Expert Advice

Concerned about a by Cassandra Emmett “going concern”?

B2B Editor1 March 2013
“Going concern” status is always highly desirable to both buyer and seller in a sale of business – because buying or selling anything commercial with no GST sounds great! However it is easy to forget that GST in a sale between two registered entities is a tax neutral outcome, because the purchaser pays 10% GST and gets it back from the taxman and the seller collects the additional 10% and hands it over to the taxman. Each ends up in (virtually) the same position PROVIDED you correctly negotiate the price on a GST exclusive basis in the first place.
For the Buyer, however, it is a question of cashflow. It is preferable to avoid fronting the extra dough which you must then wait to recoup on your next business activity statement.
Some of the essential aspects of a going concern sale are:
1. Both seller and buyer must be registered for GST.
2. The sale contract must expressly record that the sale is a going concern.
3. Always negotiate price as GST EXCLUSIVE so that both parties know where they stand – and if GST is payable, the seller still pockets the agreed price.

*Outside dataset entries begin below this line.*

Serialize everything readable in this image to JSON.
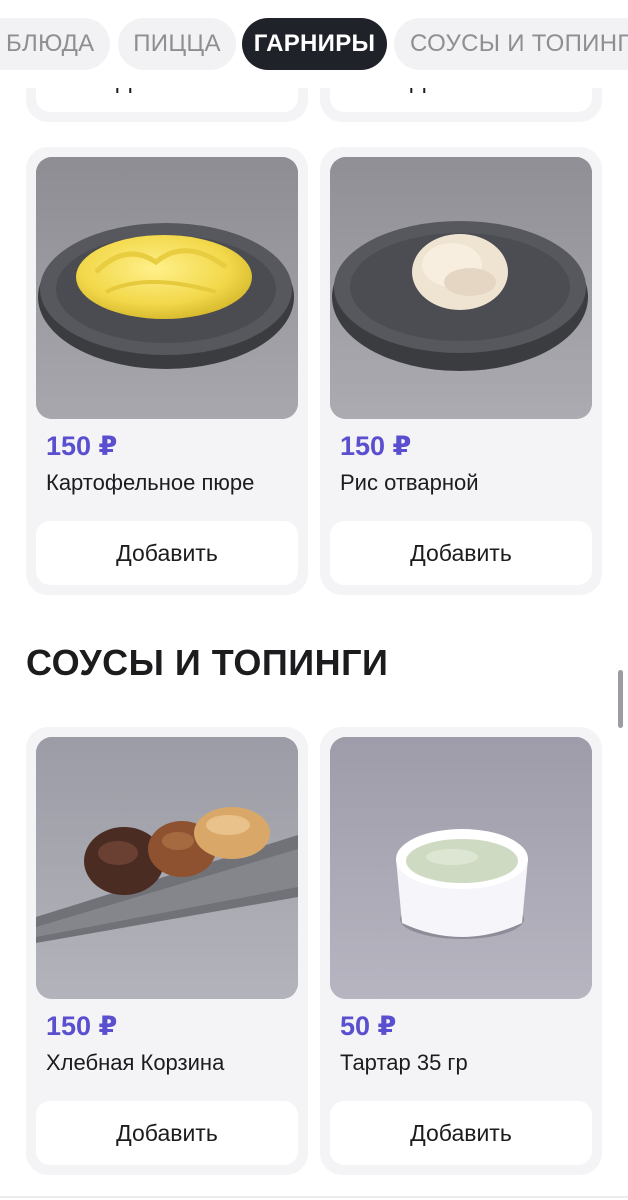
{
  "tabs": [
    {
      "label": "БЛЮДА",
      "active": false
    },
    {
      "label": "ПИЦЦА",
      "active": false
    },
    {
      "label": "ГАРНИРЫ",
      "active": true
    },
    {
      "label": "СОУСЫ И ТОПИНГИ",
      "active": false
    }
  ],
  "add_label": "Добавить",
  "garnish": {
    "items": [
      {
        "price": "150 ₽",
        "name": "Картофельное пюре",
        "image": "mashed-potatoes-photo"
      },
      {
        "price": "150 ₽",
        "name": "Рис отварной",
        "image": "boiled-rice-photo"
      }
    ]
  },
  "sauces": {
    "title": "СОУСЫ И ТОПИНГИ",
    "items": [
      {
        "price": "150 ₽",
        "name": "Хлебная Корзина",
        "image": "bread-basket-photo"
      },
      {
        "price": "50 ₽",
        "name": "Тартар 35 гр",
        "image": "tartar-sauce-photo"
      }
    ]
  },
  "colors": {
    "accent_price": "#5a4fcf",
    "active_tab": "#1f2229",
    "card_bg": "#f4f4f6"
  }
}
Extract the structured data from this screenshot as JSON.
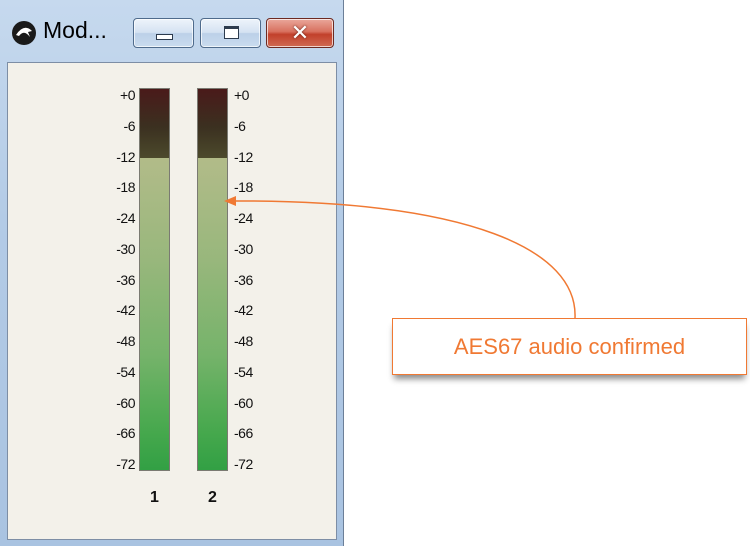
{
  "window": {
    "title": "Mod...",
    "buttons": {
      "minimize": "minimize",
      "maximize": "maximize",
      "close": "close"
    }
  },
  "meter": {
    "scale": [
      "+0",
      "-6",
      "-12",
      "-18",
      "-24",
      "-30",
      "-36",
      "-42",
      "-48",
      "-54",
      "-60",
      "-66",
      "-72"
    ],
    "channels": [
      {
        "label": "1",
        "level_db": -12
      },
      {
        "label": "2",
        "level_db": -12
      }
    ],
    "colors": {
      "peak": "#3b3020",
      "low": "#32a044",
      "mid": "#b0bb88"
    }
  },
  "annotation": {
    "text": "AES67 audio confirmed",
    "color": "#f07933"
  }
}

A contract that is silent will be GST inclusive, which will always be bad for a seller.
4. The seller must sell everything that is necessary for the continued operation of the business. Any exclusions mean that it is not a going concern.
5. Selling everything includes the premises from which the business operates – it is not enough to sell everything and then say “go and source your own premises” (unless you are a mobile business or operate from your home, but there are strict ATO rules on this). If the business premises is leased, there must be an assignment of lease OR surrender of the existing lease together with a new lease to the buyer.
6. It may come undone where the seller’s ownership is hotch-potch – meaning different legal entities own different parts of the business. A seller should get this checked by a lawyer well in advance of a sale.
7. The business must trade up until the settlement date. Any business closure in the lead up to the sale will nullify going concern – so beware if you plan a closure to paint or renovate.
And for a seller, there should always be a clause in your contract stating that if the tax office deems your sale NOT to be a going concern, then you can call on the buyer at any time to pay the GST.
There’s no need to be concerned if you get it right, with the right advice.